In an earlier episode, set 500 years in the future, a Palestinian president, Mahmoud Abbas XIII, was left wondering when the Israeli-Palestinian conflict will ever be over.
It's not the sort of thing Palestinians are used to seeing anywhere, let alone on their own state-run television channel.
"But it's the kind of thing we Palestinians have to see," said Imad Farrajine, 32, the writer and principal star of the three-person cast. "Politics has imposed itself on our lives," he said, "and we need to see it for what it is."
Has there been any backlash to any of the criticism of the Palestinian Authority?
"None at all," said Mr. Farrajine, who noted that the television station has asked them to extend their run by another eight shows. Each show is taped the day of, or day before, it is broadcast.
The Palestinian Authority hasn't always been so tolerant of criticism. But Yasser Abed Rabbo, a senior government official and newly appointed head of Palestine TV, now boasts of Watan ala Watar as an example of new freedoms under the PA.
"The president watched the episode [about Abbas XIII]and was very happy with it," he said.
Watan ala Watar grew out of a popular stand-up comedy act Mr. Farrajine and his colleagues began two years ago in the wake of Hamas's takeover of Gaza.
Entitled From Gaza to Ramallah , it was staged by the three 30-something actors who had performed in theatre together for a decade.
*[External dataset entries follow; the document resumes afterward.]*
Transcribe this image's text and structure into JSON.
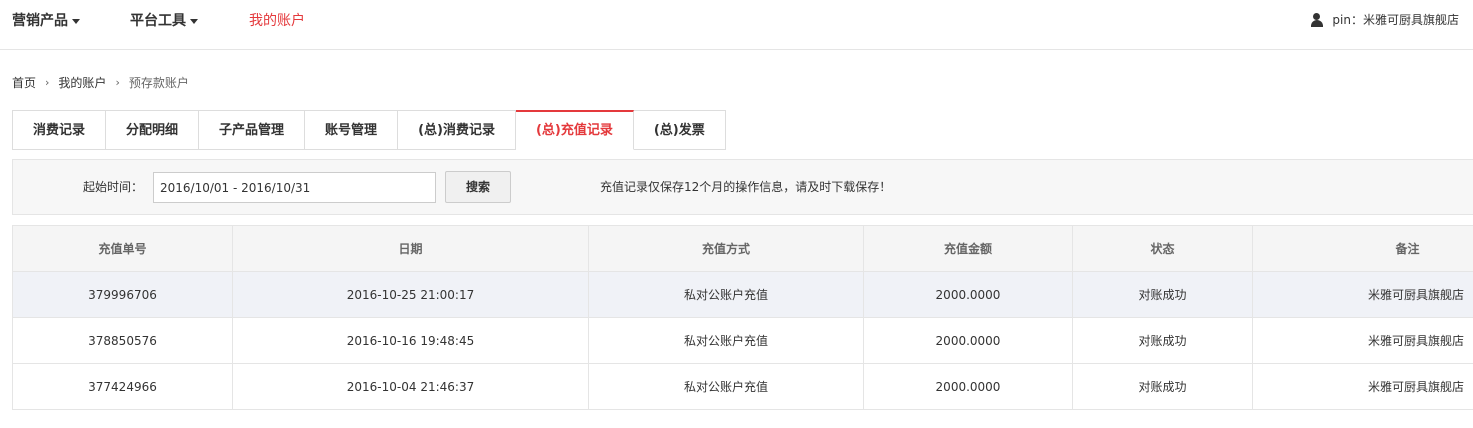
{
  "topnav": {
    "items": [
      {
        "label": "营销产品"
      },
      {
        "label": "平台工具"
      },
      {
        "label": "我的账户"
      }
    ],
    "user": {
      "prefix": "pin：",
      "name": "米雅可厨具旗舰店"
    }
  },
  "breadcrumb": {
    "items": [
      "首页",
      "我的账户",
      "预存款账户"
    ]
  },
  "tabs": [
    "消费记录",
    "分配明细",
    "子产品管理",
    "账号管理",
    "(总)消费记录",
    "(总)充值记录",
    "(总)发票"
  ],
  "search": {
    "label": "起始时间：",
    "date_range": "2016/10/01 - 2016/10/31",
    "button_label": "搜索",
    "notice": "充值记录仅保存12个月的操作信息，请及时下载保存！"
  },
  "table": {
    "headers": [
      "充值单号",
      "日期",
      "充值方式",
      "充值金额",
      "状态",
      "备注"
    ],
    "rows": [
      [
        "379996706",
        "2016-10-25 21:00:17",
        "私对公账户充值",
        "2000.0000",
        "对账成功",
        "米雅可厨具旗舰店"
      ],
      [
        "378850576",
        "2016-10-16 19:48:45",
        "私对公账户充值",
        "2000.0000",
        "对账成功",
        "米雅可厨具旗舰店"
      ],
      [
        "377424966",
        "2016-10-04 21:46:37",
        "私对公账户充值",
        "2000.0000",
        "对账成功",
        "米雅可厨具旗舰店"
      ]
    ]
  },
  "colors": {
    "accent": "#e4393c",
    "row_highlight": "#f0f2f7"
  }
}
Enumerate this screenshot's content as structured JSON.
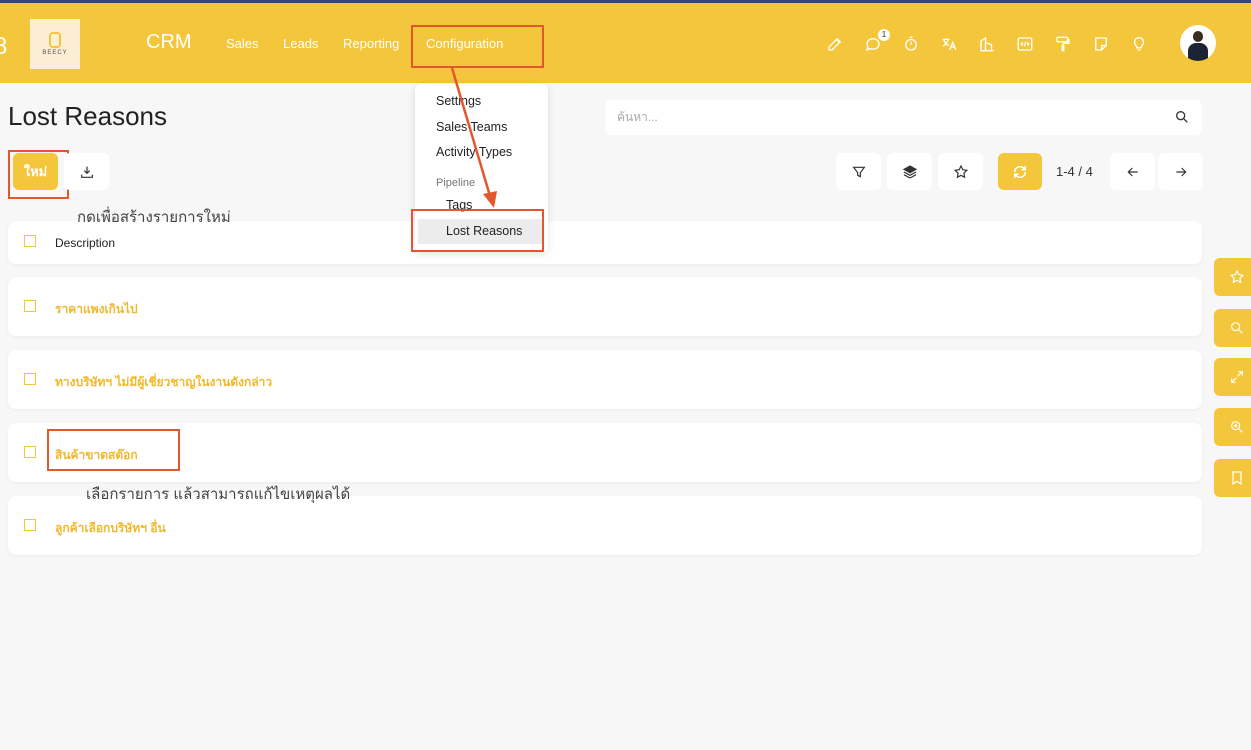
{
  "navbar": {
    "app_name": "CRM",
    "logo_text": "BEECY",
    "menu": {
      "sales": "Sales",
      "leads": "Leads",
      "reporting": "Reporting",
      "configuration": "Configuration"
    },
    "chat_badge": "1",
    "icons": [
      "edit-icon",
      "chat-icon",
      "timer-icon",
      "translate-icon",
      "building-icon",
      "code-icon",
      "paint-roller-icon",
      "note-icon",
      "lightbulb-icon"
    ]
  },
  "page": {
    "title": "Lost Reasons",
    "search_placeholder": "ค้นหา..."
  },
  "toolbar": {
    "new_label": "ใหม่",
    "pager": "1-4 / 4"
  },
  "dropdown": {
    "settings": "Settings",
    "sales_teams": "Sales Teams",
    "activity_types": "Activity Types",
    "pipeline_header": "Pipeline",
    "tags": "Tags",
    "lost_reasons": "Lost Reasons"
  },
  "notes": {
    "create": "กดเพื่อสร้างรายการใหม่",
    "edit": "เลือกรายการ แล้วสามารถแก้ไขเหตุผลได้"
  },
  "list": {
    "header": "Description",
    "rows": [
      "ราคาแพงเกินไป",
      "ทางบริษัทฯ ไม่มีผู้เชี่ยวชาญในงานดังกล่าว",
      "สินค้าขาดสต๊อก",
      "ลูกค้าเลือกบริษัทฯ อื่น"
    ]
  },
  "colors": {
    "brand": "#f4c63b",
    "annotation": "#e4572e",
    "row_text": "#f0b92c"
  }
}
Harder hitting than its TV spinoff, FGTR is like nothing seen before in Palestinian society, and in very few places in the Arab world. Palestinians can't get enough of it.
On Thursday night, the act was the headline attraction at the glittering tent in Ramallah's toniest new neighbourhood, Masyoun. Members of the political and business elite paid a 40-shekel ($12) cover charge, sipped nothing stronger than coffee and smoked aromatic narghiles . Every seat had been reserved days in advance. It was the place to be seen.
And Mr. Farrajine & co. didn't disappoint.
They lampooned Palestinian prime minister Salam Fayyad, whom they referred to as "Fufu," even though one of the PM's most senior aides was sitting only a few metres away - laughing heartily.
They mocked Hamas fighters who kept trying to capture more Israeli hostages such as Gilad Shalit, but who only ended up capturing other Palestinians.
The funniest sketch depicted two couples: one couple house-hunting in Gaza (imagine); the other looking for a villa in Masyoun, where many in the well-heeled audience live. It was strangely hilarious in a very black-humour kind of way.
"I think they're funnier live than on their TV show," said Tahani Abu Daqqa, the minister of culture who left chuckling at the end of the performance.
As lively as Ramallah has been, Jerusalem has been deadly quiet this month of Ramadan. There's little street life after hours, and very little glitz.
Is Ramallah the Palestinians' real cultural capital? "Shhh. It's dangerous to say that," Mr. Farrajine said. "But I think it's true."